Task goal
Search the entries for the word "eleifend" and copy each line that has it.

╔══

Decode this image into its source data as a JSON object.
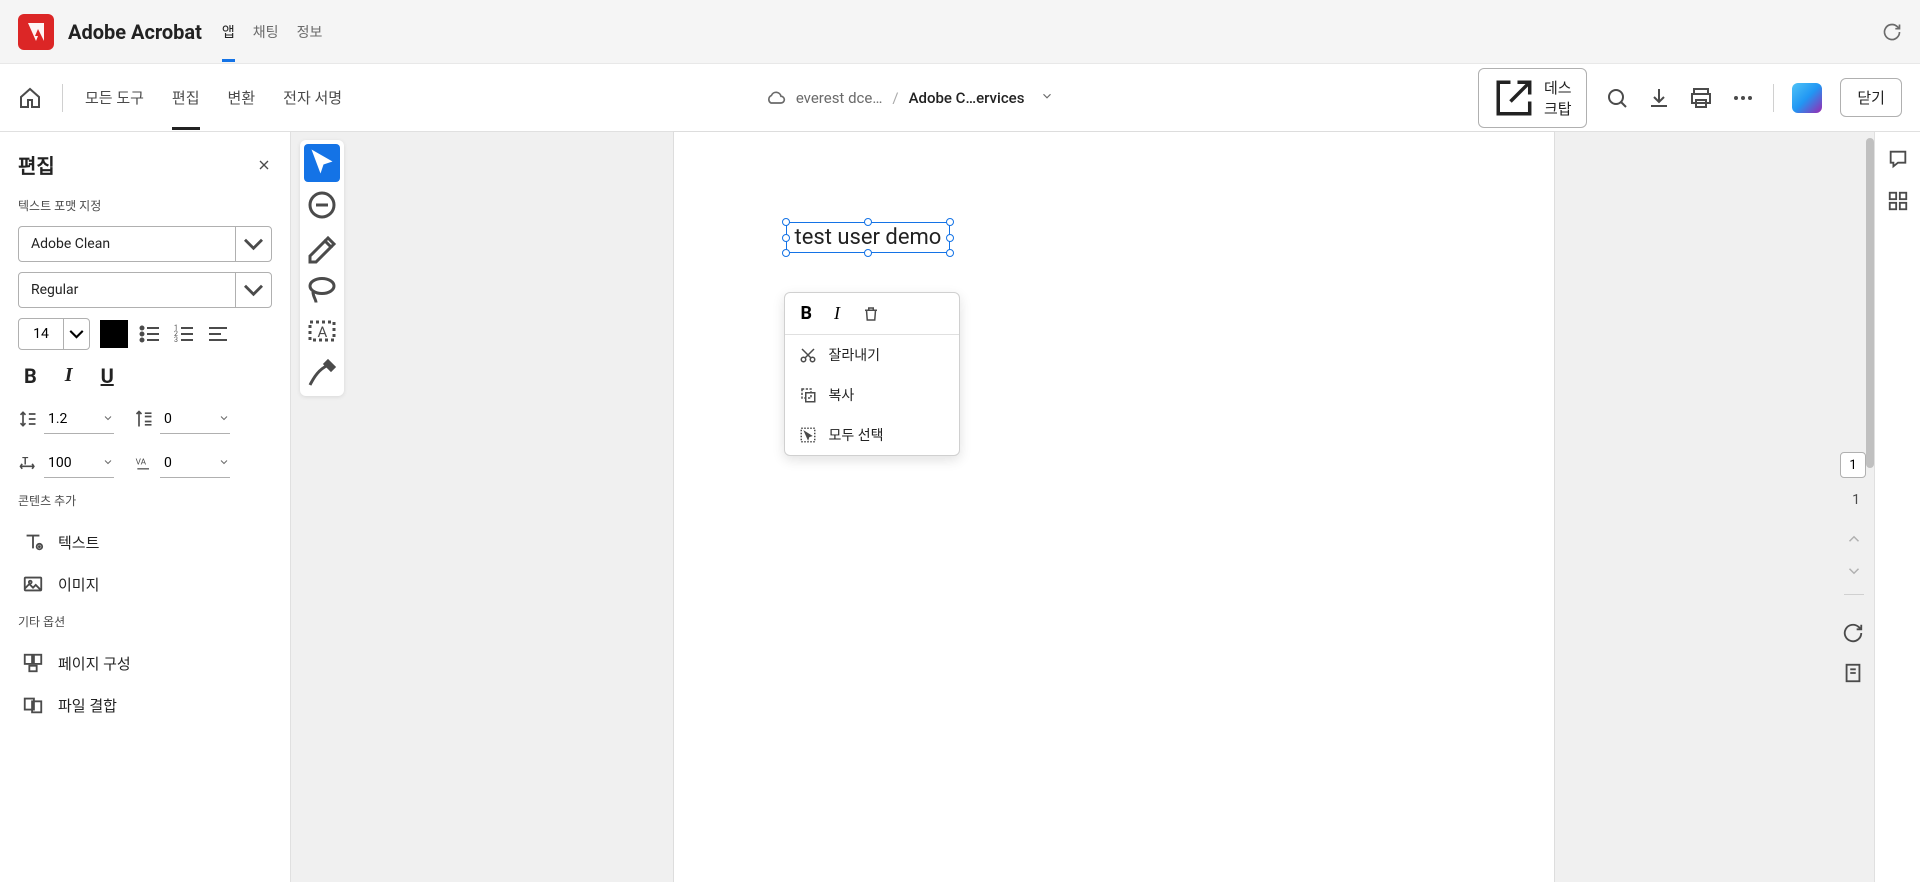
{
  "header": {
    "app_name": "Adobe Acrobat",
    "tabs": {
      "app": "앱",
      "chat": "채팅",
      "info": "정보"
    }
  },
  "toolbar": {
    "sub_tabs": {
      "all_tools": "모든 도구",
      "edit": "편집",
      "convert": "변환",
      "esign": "전자 서명"
    },
    "breadcrumb": {
      "folder": "everest dce…",
      "file": "Adobe C…ervices"
    },
    "desktop_btn": "데스크탑",
    "close_btn": "닫기"
  },
  "left_panel": {
    "title": "편집",
    "sections": {
      "text_format": "텍스트 포맷 지정",
      "add_content": "콘텐츠 추가",
      "other": "기타 옵션"
    },
    "font_family": "Adobe Clean",
    "font_weight": "Regular",
    "font_size": "14",
    "line_height": "1.2",
    "para_spacing": "0",
    "h_scale": "100",
    "char_spacing": "0",
    "add": {
      "text": "텍스트",
      "image": "이미지"
    },
    "other": {
      "pages": "페이지 구성",
      "combine": "파일 결합"
    }
  },
  "canvas": {
    "selected_text": "test user demo"
  },
  "context_menu": {
    "cut": "잘라내기",
    "copy": "복사",
    "select_all": "모두 선택"
  },
  "pagination": {
    "current": "1",
    "total": "1"
  }
}
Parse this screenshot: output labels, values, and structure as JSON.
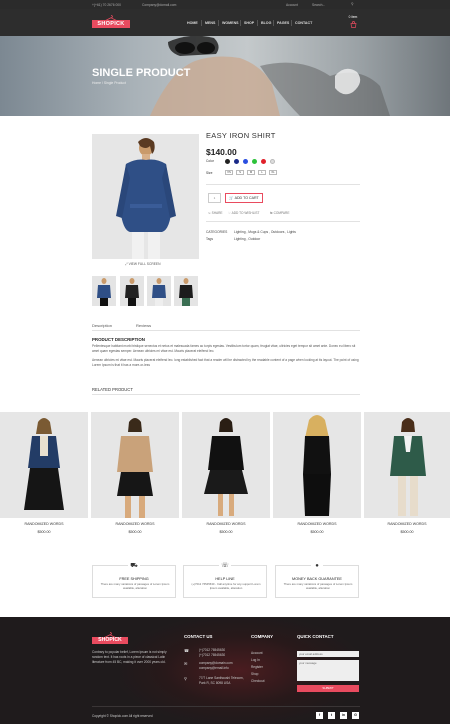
{
  "topbar": {
    "phone": "+(+61) 70 2676 000",
    "email": "Company@domail.com",
    "account": "Account",
    "search": "Search..."
  },
  "header": {
    "logo": "SHOPICK",
    "nav": [
      "HOME",
      "MENS",
      "WOMENS",
      "SHOP",
      "BLOG",
      "PAGES",
      "CONTACT"
    ],
    "cart_count": "0 item"
  },
  "hero": {
    "title": "SINGLE PRODUCT",
    "breadcrumb": "Home  /  Single Product"
  },
  "product": {
    "name": "EASY IRON SHIRT",
    "price": "$140.00",
    "color_label": "Color",
    "colors": [
      "#222222",
      "#1a2a88",
      "#2a4ee0",
      "#2cc23a",
      "#e0202a",
      "#dddddd"
    ],
    "size_label": "Size",
    "sizes": [
      "XS",
      "S",
      "M",
      "L",
      "XL"
    ],
    "qty": "1",
    "add_to_cart": "ADD TO CART",
    "share": "SHARE",
    "wishlist": "ADD TO WISHLIST",
    "compare": "COMPARE",
    "categories_label": "CATEGORIES",
    "categories_value": "Lighting , Mugs & Cups , Outdoors , Lights",
    "tags_label": "Tags",
    "tags_value": "Lighting , Outdoor",
    "view_full": "VIEW FULL SCREEN"
  },
  "tabs": [
    "Description",
    "Reviews"
  ],
  "description": {
    "title": "PRODUCT DESCRIPTION",
    "p1": "Pellentesque habitant morbi tristique senectus et netus et malesuada fames ac turpis egestas. Vestibulum tortor quam, feugiat vitae, ultricies eget tempor sit amet ante. Donec eu libero sit amet quam egestas semper. Aenean ultricies mi vitae est. Mauris placerat eleifend leo.",
    "p2": "Aenean ultricies mi vitae est. Mauris placerat eleifend leo. long established fact that a reader will be distracted by the readable content of a page when looking at its layout. The point of using Lorem Ipsum is that it has a more-or-less"
  },
  "related": {
    "heading": "RELATED PRODUCT",
    "items": [
      {
        "name": "RANDOMIZED WORDS",
        "price": "$500.00"
      },
      {
        "name": "RANDOMIZED WORDS",
        "price": "$500.00"
      },
      {
        "name": "RANDOMIZED WORDS",
        "price": "$500.00"
      },
      {
        "name": "RANDOMIZED WORDS",
        "price": "$500.00"
      },
      {
        "name": "RANDOMIZED WORDS",
        "price": "$500.00"
      }
    ]
  },
  "features": [
    {
      "title": "FREE SHIPPING",
      "desc": "There are many variations of passages of Lorem Ipsum available, alteration"
    },
    {
      "title": "HELP LINE",
      "desc": "(+)7012 76545630 - Call anytime for any support Lorem Ipsum available, alteration"
    },
    {
      "title": "MONEY BACK GUARANTEE",
      "desc": "There are many variations of passages of Lorem Ipsum available, alteration"
    }
  ],
  "footer": {
    "logo": "SHOPICK",
    "about": [
      "Contrary to popular belief, Lorem Ipsum is not simply",
      "random text. It has roots in a piece of classical Latin",
      "literature from 45 BC, making it over 2000 years old."
    ],
    "contact_head": "CONTACT US",
    "phones": [
      "(+)7012 76545630",
      "(+)7012 76545630"
    ],
    "emails": [
      "company@domain.com",
      "company@email.info"
    ],
    "address": [
      "77/7 Lane Santhoushi Telecom,",
      "Park R, SC 8098 USA"
    ],
    "company_head": "COMPANY",
    "company_links": [
      "Account",
      "Log In",
      "Register",
      "Shop",
      "Checkout"
    ],
    "quick_head": "QUICK CONTACT",
    "email_placeholder": "your email address",
    "message_placeholder": "your message",
    "submit": "SUBMIT",
    "copyright": "Copyright © Shopick.com All right reserved",
    "social": [
      "f",
      "t",
      "in",
      "G"
    ]
  },
  "colors": {
    "accent": "#e94b5f",
    "dark": "#2d2d2d",
    "footer": "#1f1b1c"
  }
}
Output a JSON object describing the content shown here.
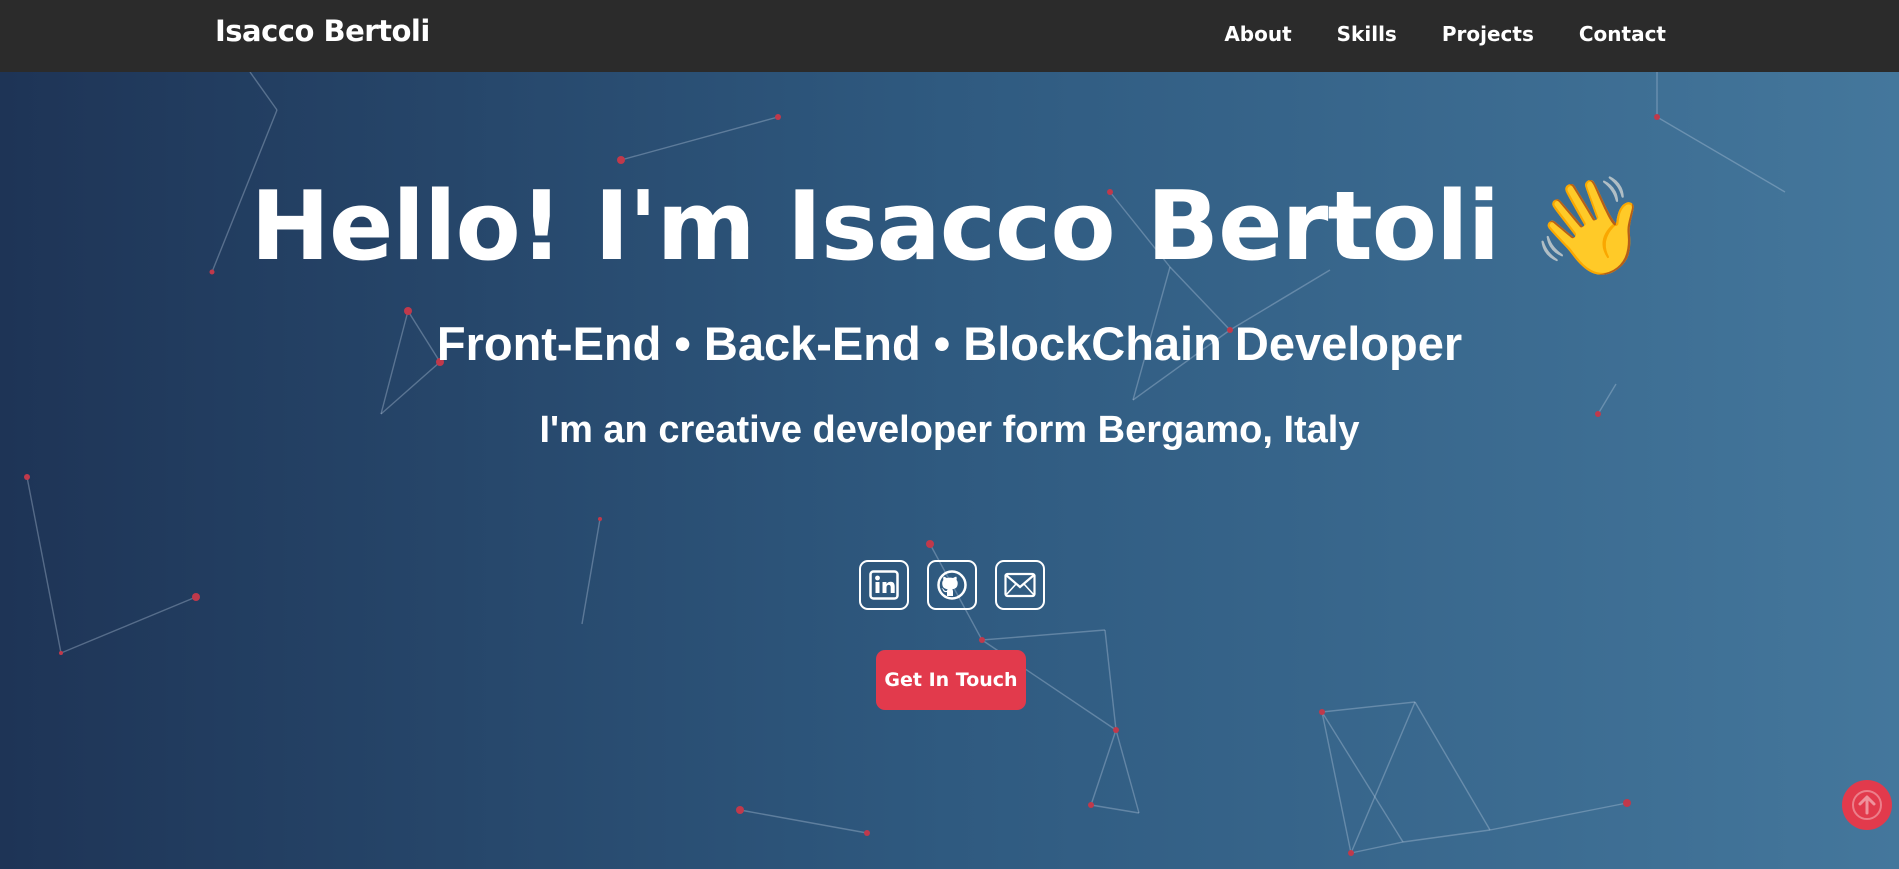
{
  "nav": {
    "brand": "Isacco Bertoli",
    "links": [
      "About",
      "Skills",
      "Projects",
      "Contact"
    ]
  },
  "hero": {
    "title": "Hello! I'm Isacco Bertoli",
    "wave_emoji": "👋",
    "subtitle": "Front-End • Back-End • BlockChain Developer",
    "tagline": "I'm an creative developer form Bergamo, Italy",
    "cta_label": "Get In Touch"
  },
  "socials": [
    {
      "name": "linkedin",
      "icon": "linkedin-icon"
    },
    {
      "name": "github",
      "icon": "github-icon"
    },
    {
      "name": "email",
      "icon": "mail-icon"
    }
  ],
  "colors": {
    "navbar": "#2b2b2b",
    "accent": "#e23a4c",
    "gradient_start": "#1e3456",
    "gradient_end": "#44779c"
  }
}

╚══

Result below
    "p1": "Pellentesque habitant morbi tristique senectus et netus et malesuada fames ac turpis egestas. Vestibulum tortor quam, feugiat vitae, ultricies eget tempor sit amet ante. Donec eu libero sit amet quam egestas semper. Aenean ultricies mi vitae est. Mauris placerat eleifend leo.",
    "p2": "Aenean ultricies mi vitae est. Mauris placerat eleifend leo. long established fact that a reader will be distracted by the readable content of a page when looking at its layout. The point of using Lorem Ipsum is that it has a more-or-less"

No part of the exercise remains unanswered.